- Reflective dimension – looking at phenomena from different perspectives, including yourself, which tends to reduce ego-centredness and allows people to overcome subjectivity and projections
- Cognitive dimension – the ability to see reality as it is, to understand deeper truths, in particular how it relates to the intrapersonal and interpersonal aspects of life
- Affective dimension – sympathy and compassion for others.
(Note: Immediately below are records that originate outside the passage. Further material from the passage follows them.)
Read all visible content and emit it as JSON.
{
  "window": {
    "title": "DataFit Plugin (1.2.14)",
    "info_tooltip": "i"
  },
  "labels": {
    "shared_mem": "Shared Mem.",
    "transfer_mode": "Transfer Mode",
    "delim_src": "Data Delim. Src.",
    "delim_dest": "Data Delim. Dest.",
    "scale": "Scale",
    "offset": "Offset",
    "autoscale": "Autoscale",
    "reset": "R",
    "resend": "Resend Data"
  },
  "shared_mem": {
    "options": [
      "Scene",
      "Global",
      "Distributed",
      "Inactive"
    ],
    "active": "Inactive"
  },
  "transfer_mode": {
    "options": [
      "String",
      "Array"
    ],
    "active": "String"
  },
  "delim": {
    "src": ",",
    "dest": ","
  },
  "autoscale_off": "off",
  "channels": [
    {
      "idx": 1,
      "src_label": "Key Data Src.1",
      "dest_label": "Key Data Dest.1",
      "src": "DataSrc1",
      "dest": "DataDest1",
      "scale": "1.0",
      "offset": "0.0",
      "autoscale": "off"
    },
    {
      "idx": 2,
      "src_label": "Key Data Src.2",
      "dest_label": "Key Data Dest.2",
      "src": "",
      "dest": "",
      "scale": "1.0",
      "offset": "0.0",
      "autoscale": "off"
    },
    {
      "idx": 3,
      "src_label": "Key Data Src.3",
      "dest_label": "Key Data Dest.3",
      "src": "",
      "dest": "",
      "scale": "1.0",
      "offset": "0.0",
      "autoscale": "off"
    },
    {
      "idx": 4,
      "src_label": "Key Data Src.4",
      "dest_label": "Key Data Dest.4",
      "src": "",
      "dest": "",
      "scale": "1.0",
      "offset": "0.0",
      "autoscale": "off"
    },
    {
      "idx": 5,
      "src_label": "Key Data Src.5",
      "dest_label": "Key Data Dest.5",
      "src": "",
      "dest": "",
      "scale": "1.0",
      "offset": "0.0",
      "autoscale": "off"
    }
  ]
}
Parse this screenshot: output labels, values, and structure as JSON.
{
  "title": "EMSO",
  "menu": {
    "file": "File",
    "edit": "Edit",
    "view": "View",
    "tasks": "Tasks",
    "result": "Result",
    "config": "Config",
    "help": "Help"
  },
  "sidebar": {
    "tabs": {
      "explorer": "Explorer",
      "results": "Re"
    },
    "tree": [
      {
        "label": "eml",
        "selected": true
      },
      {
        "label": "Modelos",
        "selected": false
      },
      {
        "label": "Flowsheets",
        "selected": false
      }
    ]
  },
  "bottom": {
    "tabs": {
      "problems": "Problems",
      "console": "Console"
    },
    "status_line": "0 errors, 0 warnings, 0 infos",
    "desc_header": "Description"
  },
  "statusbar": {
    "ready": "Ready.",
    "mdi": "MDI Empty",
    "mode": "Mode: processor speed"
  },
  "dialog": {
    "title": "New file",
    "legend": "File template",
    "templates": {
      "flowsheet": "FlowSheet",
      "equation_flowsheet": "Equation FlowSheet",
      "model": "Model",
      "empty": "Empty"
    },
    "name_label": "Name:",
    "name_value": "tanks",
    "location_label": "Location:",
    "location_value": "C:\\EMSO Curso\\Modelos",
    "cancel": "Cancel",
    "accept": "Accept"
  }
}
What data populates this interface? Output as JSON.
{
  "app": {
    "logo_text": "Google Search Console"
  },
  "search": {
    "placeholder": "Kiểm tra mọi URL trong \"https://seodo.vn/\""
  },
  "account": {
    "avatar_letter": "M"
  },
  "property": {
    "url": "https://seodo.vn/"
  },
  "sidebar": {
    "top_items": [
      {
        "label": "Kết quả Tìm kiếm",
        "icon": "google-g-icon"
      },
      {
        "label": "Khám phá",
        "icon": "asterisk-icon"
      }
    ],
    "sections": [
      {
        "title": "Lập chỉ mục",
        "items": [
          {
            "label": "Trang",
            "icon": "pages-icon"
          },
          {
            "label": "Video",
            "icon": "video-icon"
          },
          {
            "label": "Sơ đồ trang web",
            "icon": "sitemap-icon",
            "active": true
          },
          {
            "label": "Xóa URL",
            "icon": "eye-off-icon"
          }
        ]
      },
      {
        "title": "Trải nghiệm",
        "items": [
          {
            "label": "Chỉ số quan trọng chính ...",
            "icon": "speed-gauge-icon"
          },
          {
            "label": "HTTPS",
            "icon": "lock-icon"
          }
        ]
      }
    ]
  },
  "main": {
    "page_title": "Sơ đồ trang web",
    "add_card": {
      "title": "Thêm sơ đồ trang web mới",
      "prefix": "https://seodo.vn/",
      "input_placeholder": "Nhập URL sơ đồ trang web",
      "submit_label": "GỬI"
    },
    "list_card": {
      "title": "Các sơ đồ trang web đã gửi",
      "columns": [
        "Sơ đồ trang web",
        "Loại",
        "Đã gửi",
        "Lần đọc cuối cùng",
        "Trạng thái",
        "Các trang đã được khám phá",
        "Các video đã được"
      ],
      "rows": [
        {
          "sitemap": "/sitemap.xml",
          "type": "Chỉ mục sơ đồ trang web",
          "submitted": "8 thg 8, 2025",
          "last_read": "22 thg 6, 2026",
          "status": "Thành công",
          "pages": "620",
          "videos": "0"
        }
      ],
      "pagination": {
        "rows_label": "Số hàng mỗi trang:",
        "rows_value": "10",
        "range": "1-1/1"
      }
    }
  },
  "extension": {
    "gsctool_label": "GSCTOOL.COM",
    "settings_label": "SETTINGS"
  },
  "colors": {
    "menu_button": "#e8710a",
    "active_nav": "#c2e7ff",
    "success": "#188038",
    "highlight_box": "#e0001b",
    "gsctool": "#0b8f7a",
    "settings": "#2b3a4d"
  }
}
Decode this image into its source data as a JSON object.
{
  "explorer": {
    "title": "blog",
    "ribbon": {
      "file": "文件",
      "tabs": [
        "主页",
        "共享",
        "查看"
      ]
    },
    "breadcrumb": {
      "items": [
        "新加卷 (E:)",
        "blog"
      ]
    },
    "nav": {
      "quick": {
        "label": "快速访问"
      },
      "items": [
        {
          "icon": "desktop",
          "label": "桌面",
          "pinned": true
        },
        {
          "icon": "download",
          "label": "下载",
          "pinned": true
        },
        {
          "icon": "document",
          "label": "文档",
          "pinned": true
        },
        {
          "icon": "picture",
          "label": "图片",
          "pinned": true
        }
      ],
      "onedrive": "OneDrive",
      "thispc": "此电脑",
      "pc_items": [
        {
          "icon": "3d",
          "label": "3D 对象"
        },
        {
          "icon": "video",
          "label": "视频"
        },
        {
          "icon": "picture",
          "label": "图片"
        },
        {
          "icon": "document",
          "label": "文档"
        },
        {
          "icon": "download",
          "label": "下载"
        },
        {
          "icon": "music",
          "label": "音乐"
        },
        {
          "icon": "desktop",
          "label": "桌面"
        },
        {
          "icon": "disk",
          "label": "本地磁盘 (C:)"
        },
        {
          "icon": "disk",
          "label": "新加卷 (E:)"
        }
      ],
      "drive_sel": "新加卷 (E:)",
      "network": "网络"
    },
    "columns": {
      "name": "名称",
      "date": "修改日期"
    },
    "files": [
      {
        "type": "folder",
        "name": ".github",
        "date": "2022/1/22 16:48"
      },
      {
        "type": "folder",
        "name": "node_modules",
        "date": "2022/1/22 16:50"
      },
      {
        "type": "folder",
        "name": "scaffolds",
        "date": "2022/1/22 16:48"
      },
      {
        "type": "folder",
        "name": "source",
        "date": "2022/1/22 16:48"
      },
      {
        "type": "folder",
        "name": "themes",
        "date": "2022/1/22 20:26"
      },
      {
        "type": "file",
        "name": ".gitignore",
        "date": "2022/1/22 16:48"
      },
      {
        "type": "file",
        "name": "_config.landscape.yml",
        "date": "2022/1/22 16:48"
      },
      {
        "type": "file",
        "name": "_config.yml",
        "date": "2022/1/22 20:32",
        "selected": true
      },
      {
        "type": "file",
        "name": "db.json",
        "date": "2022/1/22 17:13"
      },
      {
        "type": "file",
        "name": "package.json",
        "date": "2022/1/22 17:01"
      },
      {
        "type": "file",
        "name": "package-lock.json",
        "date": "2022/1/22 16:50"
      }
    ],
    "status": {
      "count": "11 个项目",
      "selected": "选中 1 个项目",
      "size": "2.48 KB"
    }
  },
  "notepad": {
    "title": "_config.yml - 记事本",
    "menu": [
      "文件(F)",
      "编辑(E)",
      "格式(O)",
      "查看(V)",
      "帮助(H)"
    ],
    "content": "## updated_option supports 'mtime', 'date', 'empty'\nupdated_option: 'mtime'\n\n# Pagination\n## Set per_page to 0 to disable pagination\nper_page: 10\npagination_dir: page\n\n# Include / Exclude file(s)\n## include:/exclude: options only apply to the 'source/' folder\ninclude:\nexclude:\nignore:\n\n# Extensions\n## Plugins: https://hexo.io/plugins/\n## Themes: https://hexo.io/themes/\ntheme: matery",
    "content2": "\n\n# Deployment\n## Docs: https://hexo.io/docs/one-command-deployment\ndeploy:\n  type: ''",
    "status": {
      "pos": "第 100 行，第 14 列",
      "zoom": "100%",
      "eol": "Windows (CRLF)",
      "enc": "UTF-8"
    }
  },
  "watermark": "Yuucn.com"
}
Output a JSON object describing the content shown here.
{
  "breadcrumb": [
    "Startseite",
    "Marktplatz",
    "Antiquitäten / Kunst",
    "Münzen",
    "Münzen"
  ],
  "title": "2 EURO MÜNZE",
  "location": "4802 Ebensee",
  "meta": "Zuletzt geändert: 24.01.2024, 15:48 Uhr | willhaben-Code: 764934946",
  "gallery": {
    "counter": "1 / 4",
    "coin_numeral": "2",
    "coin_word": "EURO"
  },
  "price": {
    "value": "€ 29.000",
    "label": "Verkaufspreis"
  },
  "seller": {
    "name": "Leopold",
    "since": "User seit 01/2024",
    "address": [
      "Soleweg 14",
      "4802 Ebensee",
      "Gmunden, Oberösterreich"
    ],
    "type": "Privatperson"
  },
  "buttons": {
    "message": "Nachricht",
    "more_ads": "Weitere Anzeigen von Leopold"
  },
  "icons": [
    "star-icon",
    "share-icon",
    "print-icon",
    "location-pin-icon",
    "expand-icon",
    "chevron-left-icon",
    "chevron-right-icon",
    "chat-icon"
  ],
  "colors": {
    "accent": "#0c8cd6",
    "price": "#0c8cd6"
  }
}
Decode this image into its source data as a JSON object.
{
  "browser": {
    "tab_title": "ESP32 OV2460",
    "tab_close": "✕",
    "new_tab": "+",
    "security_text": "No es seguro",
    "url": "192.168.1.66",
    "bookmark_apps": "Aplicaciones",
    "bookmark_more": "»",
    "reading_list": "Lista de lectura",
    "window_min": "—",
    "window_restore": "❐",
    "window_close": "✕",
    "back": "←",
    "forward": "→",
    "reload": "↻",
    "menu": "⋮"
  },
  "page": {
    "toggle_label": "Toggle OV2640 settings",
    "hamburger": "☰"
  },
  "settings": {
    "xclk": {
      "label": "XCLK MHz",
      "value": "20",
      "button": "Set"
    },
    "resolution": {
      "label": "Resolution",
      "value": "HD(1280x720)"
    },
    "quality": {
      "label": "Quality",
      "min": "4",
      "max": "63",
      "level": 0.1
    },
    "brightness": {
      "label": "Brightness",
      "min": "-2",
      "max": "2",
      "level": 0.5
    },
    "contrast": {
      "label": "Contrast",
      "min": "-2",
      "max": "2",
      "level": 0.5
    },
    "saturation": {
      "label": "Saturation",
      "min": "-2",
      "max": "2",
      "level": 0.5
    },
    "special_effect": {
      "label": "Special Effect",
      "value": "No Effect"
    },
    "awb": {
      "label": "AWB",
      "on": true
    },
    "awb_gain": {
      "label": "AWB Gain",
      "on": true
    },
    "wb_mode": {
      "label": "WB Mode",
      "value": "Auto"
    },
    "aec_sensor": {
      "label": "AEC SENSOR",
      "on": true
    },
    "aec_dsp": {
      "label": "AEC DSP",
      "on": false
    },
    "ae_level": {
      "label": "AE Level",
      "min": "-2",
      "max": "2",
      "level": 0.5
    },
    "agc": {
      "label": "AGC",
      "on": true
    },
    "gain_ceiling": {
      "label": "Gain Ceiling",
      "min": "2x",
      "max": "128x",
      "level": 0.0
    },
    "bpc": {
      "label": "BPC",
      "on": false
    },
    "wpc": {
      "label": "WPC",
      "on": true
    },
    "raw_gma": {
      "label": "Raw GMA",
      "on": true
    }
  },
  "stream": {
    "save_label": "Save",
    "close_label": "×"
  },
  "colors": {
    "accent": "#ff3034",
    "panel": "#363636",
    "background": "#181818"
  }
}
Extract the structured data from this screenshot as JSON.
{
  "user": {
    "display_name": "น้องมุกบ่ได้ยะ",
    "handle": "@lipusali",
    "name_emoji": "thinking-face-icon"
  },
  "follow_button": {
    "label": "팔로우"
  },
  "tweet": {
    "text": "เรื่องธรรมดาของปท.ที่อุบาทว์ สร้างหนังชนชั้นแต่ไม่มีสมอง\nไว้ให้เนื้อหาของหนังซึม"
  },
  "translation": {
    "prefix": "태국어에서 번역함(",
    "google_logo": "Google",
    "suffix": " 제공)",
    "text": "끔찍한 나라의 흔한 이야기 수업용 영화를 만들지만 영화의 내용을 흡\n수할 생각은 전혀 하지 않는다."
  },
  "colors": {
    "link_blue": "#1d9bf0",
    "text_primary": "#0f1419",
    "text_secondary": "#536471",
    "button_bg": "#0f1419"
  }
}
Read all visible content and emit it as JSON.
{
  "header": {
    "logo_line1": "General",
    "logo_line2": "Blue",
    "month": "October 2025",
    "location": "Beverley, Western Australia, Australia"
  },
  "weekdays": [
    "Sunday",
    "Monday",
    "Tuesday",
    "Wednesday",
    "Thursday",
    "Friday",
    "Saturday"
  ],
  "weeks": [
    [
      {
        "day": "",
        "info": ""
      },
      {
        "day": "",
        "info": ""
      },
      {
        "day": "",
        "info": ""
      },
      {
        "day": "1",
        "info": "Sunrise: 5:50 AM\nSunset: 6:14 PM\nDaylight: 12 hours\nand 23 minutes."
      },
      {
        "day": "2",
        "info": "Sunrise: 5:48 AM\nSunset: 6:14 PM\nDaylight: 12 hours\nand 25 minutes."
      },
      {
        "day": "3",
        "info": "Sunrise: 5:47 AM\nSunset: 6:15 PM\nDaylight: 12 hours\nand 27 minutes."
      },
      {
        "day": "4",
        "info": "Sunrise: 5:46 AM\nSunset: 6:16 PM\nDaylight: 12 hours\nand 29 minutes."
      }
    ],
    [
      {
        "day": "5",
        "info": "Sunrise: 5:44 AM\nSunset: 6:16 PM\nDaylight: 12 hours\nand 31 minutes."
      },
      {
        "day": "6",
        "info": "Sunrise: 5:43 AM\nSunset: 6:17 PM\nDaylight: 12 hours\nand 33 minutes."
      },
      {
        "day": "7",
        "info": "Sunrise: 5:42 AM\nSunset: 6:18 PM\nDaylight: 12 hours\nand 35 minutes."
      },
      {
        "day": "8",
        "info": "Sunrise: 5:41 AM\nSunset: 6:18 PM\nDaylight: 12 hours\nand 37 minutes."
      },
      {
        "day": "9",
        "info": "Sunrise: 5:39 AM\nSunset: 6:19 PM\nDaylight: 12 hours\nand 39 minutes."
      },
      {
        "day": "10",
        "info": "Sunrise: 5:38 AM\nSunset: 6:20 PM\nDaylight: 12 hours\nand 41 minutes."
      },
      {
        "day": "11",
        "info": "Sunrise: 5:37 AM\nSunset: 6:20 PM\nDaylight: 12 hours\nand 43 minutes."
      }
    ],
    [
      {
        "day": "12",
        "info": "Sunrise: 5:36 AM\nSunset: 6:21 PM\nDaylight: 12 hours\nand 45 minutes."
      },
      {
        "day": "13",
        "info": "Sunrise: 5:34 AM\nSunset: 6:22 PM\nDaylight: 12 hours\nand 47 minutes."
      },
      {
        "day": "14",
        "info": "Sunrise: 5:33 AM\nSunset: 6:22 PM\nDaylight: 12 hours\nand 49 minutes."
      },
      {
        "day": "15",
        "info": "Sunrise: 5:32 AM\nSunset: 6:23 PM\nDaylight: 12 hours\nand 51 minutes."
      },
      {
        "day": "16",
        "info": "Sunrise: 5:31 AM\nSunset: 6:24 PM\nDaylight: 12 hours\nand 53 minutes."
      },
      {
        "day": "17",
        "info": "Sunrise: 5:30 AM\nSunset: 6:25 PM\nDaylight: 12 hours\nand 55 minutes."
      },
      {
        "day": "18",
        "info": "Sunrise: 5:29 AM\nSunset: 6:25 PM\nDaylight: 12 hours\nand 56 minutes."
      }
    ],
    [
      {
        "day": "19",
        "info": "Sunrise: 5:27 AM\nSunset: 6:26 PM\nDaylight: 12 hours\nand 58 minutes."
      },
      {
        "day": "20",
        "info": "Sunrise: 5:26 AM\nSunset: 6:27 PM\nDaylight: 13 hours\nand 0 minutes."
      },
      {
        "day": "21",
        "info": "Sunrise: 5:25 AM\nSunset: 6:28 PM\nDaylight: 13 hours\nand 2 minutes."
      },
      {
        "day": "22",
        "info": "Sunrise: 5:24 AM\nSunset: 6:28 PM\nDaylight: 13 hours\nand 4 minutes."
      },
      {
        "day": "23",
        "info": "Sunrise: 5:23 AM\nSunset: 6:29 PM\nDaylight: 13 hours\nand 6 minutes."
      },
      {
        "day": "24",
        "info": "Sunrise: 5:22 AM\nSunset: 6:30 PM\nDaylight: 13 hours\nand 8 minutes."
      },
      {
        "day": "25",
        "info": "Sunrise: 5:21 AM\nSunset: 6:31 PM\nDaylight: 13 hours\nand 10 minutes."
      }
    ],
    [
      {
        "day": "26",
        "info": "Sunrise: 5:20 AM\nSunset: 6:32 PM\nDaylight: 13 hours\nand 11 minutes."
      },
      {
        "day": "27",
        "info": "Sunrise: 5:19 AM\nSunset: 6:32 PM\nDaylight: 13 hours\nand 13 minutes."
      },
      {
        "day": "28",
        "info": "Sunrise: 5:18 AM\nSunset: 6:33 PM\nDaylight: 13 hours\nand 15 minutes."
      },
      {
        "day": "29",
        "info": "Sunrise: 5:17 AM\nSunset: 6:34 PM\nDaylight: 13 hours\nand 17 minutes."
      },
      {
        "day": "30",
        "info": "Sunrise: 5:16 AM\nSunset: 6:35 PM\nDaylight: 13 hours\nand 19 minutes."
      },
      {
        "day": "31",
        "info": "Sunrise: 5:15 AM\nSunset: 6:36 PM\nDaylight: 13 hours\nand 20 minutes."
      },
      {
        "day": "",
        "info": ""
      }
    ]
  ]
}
Ardelt’s original study involved 180 senior citizens in North-central Florida and is described in full here. They responded to 132 items selected to probe various aspects of wisdom, for example ‘A problem has little attraction for me if I don’t think it has a solution.’ The list was then streamlined to a more manageable 39 items: 12 reflective items, 14 cognitive items and 13 affective items. This 39 item list is now known as the 3DWS (Three-dimensional wisdom scale) and is widely used throughout the wisdom research community.
As well as developing the 3DWS, Ardelt has also shared valuable insight regarding the relationship between the 3 dimensions. The dimensions are not independent strands, developing in isolation of each other. Rather, there is a critical interplay between them as an individual grows in wisdom. As one becomes more REFLECTIVE, self-induced distortions are reduced and one can gain a clearer appreciation of reality. This is growth of the COGNITIVE dimension, as discussed above. This deeper appreciation of the complexity of human behavior results in greater empathy, sympathy and compassion, hence an increase in the AFFECTIVE dimension of wisdom. A more detailed description of this process can be found in Ardelt’s paper ‘Antecedents and Effects of Wisdom in Old Age’.
Ardelt’s research also highlighted the relationship between adversity and wisdom. Her work suggests, perhaps predictably, that traumatic experiences are navigated more successfully by people who score highly for wisdom. However, she has also suggested that traumatic experiences themselves may be instrumental in the development of wisdom. This resonates with the concept of post-traumatic growth, an idea which has become more widely accepted in recent years.
As mentioned earlier, the Three-dimensional wisdom scale is only one of a handful of effective wisdom measurement scales in use today. Nonetheless, it has been widely adopted by the research community as a reliable scale and valid instrument, which returns emotion to a central role in the measurement of wisdom.
So it appears that wisdom can be indeed be reliably measured. An online version of Ardelt’s 3DWS can be accessed by clicking here. With the 3DWS at your fingertips, the only question remaining now is, are you prepared to have your wisdom measured?
Why not have a look at the following papers to read more about the measurement of wisdom?
How to measure wisdom; content, reliability and validity of five measures: Judith Gluck’s detailed analysis of the current leading wisdom measures
Empirical Assessment of a Three-dimensional Wisdom Scale: Monika Ardelt’s paper detailing the development of the 3DWS
The Wisdom Score Card: How wise are you? Take the 39-item test online and find out how you score on the 3DWS.
The Interplay of the 3 dimensions of wisdom: Watch a talk by Monika Ardelt which includes an outline of the key characteristics of the 3DWS.
If you have any thoughts about measuring wisdom, please get in touch. You can contact me via email or follow me on Twitter or Facebook.